AN iconic industrial building on a key town centre gateway site is set to be bought by a local authority so it can be restored and regenerated.

The landmark Imperial Mill in Blackburn's Gorse Street, is currently owned by the Lancashire Saw Company which employs 35 staff on the first floor.

Now the firm is in negotiations to sell the giant 1901 building to Blackburn with Darwen Council.

The authority hopes to develop it for employment and cultural use with the help of government and other grant aid.

The council's executive board will on Thursday next week be asked to approve the purchase for a price expected to run well into six figures.

As part of the terms of the sale, the Lancashire Saw Company would be offered a 15 year lease.

Its directors said the deal was 'the perfect solution' to securing the future of the building.

The building - the only purpose-built spinning mill in Blackburn - is already earmarked as part of The Super Slow Way arts commissioning programme's Pennine Linear Park project to redevelop the Leeds and Liverpool Canal across East Lancashire as a cultural corridor.

Regenerating the imposing building close to Carl Fogarty Way commercial development hub links into the council’s Blackburn Growth Axis, one of six plans in its £1billion vision for the future.

The deal would also include the gatehouse, home to a printing firm, and 3.7 acres of land.

Cllr Quesir Mahmood, Blackburn with Darwen Council's regeneration boss, said: “This is a landmark building – an impressive and characterful former cotton spinning mill built at the turn of the 20th Century when ‘cotton was king.’

“It’s an important part of the borough’s and wider Lancashire’s heritage – reflecting Blackburn’s identity and distinctiveness.

"This is a big project and we’re focused on the long-term future of the site.

“As a council, it’s important that we do all we can to safeguard buildings like these where we can and use them to help create jobs for the future while also looking at improving our place and looking to make the most of cultural and environmental opportunities too.
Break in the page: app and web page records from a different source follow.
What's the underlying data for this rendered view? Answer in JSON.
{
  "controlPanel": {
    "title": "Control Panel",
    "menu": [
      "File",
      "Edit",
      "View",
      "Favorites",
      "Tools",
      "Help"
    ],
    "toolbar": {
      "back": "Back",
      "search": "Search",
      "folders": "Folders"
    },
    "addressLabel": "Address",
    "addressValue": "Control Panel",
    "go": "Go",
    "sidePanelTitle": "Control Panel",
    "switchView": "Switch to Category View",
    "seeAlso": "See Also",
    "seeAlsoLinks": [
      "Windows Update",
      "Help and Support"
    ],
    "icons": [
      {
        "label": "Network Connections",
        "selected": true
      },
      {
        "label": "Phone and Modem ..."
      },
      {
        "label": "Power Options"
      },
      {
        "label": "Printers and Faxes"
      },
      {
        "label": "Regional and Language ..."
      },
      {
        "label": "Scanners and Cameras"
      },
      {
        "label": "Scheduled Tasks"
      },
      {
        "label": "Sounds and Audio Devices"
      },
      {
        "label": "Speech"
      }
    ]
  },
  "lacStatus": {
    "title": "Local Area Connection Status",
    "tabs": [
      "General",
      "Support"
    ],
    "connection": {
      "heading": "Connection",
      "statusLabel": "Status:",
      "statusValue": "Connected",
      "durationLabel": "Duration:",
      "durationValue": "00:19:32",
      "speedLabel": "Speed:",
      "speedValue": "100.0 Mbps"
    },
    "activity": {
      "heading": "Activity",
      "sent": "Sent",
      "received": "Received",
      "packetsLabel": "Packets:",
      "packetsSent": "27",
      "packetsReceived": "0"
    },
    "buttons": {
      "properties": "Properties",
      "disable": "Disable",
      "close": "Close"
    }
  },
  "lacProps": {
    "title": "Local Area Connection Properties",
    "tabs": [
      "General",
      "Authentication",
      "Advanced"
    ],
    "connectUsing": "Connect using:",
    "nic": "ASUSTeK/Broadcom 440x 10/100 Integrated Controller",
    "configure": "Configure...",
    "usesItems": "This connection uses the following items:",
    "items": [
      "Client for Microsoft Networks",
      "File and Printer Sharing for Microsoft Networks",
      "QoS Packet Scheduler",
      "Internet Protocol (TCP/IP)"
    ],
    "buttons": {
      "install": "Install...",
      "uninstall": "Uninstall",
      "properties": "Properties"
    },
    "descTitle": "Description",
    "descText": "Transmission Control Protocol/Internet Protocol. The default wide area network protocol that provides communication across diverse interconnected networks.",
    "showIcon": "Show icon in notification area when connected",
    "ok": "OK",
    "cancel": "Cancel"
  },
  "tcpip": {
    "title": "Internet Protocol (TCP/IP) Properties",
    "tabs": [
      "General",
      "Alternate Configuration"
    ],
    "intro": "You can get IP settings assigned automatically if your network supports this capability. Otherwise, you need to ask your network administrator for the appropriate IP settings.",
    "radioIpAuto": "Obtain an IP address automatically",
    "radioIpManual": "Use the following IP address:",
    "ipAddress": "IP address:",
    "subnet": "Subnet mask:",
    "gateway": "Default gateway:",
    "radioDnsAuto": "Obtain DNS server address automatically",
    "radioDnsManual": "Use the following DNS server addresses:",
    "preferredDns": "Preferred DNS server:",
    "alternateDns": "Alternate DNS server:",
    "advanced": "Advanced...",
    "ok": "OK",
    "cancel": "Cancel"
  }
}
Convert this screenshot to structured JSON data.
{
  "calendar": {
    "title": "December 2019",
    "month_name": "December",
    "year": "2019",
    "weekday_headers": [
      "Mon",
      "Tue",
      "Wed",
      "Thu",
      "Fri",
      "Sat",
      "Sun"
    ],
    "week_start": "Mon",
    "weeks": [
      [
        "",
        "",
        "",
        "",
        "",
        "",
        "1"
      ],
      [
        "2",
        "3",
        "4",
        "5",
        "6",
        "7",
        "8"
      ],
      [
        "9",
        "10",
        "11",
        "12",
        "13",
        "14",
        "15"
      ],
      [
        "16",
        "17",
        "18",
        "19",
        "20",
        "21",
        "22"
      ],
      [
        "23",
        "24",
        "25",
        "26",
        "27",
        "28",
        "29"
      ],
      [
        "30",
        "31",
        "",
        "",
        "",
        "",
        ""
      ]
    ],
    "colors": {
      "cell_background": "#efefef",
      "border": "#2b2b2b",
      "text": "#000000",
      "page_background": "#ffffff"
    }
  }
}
“The mill has already been identified as playing an important role in Super Slow Way’s impressive proposals for a new Linear Park - one of four proposed ‘cultural hubs’ on the Leeds-Liverpool Canal running through Pennine Lancashire.

“We’ve seen buildings like this successfully restored elsewhere and this is a fantastic opportunity to do something really good.

"We’re a forward-thinking council which has carved out a strong reputation for delivering growth.

“We know that for our towns to be successful, we have to work hard to make the most of opportunities like this – creating new jobs and the potential of an attraction to be enjoyed by residents and visitors too.

“Already we’ve successfully secured grant funding from the government support this potential scheme by looking at what’s feasible at Imperial Mill.

“We would look for further funding opportunities too.”

The directors of Lancashire Saw Company Ltd said: “We are delighted to have come to an interim agreement with the council to purchase and develop Imperial Mill.

“This will safeguard the future of Lancashire Saw Company Ltd and its employees for the foreseeable future and we are excited that the mill will be developed and restored whilst still being in situ.

“We have been manufacturing in Blackburn for 80 years and purchased Imperial Mill in 1982.

“Whilst we have been able to maintain the areas we use to keep them in good condition, we recognise that we are not in a position to safeguard the future of the entire building so the agreement with the council to develop and implement a longer-term restoration and development strategy for site is a perfect solution.”

Imperial Mill was designed by architect Sydney Stott and cost in the region of £120,000.

By 1907 it housed 90,000 Howard and Bullough ring spindles and when spinning ceased in 1980 there were 33,000 spindles and 307 employees.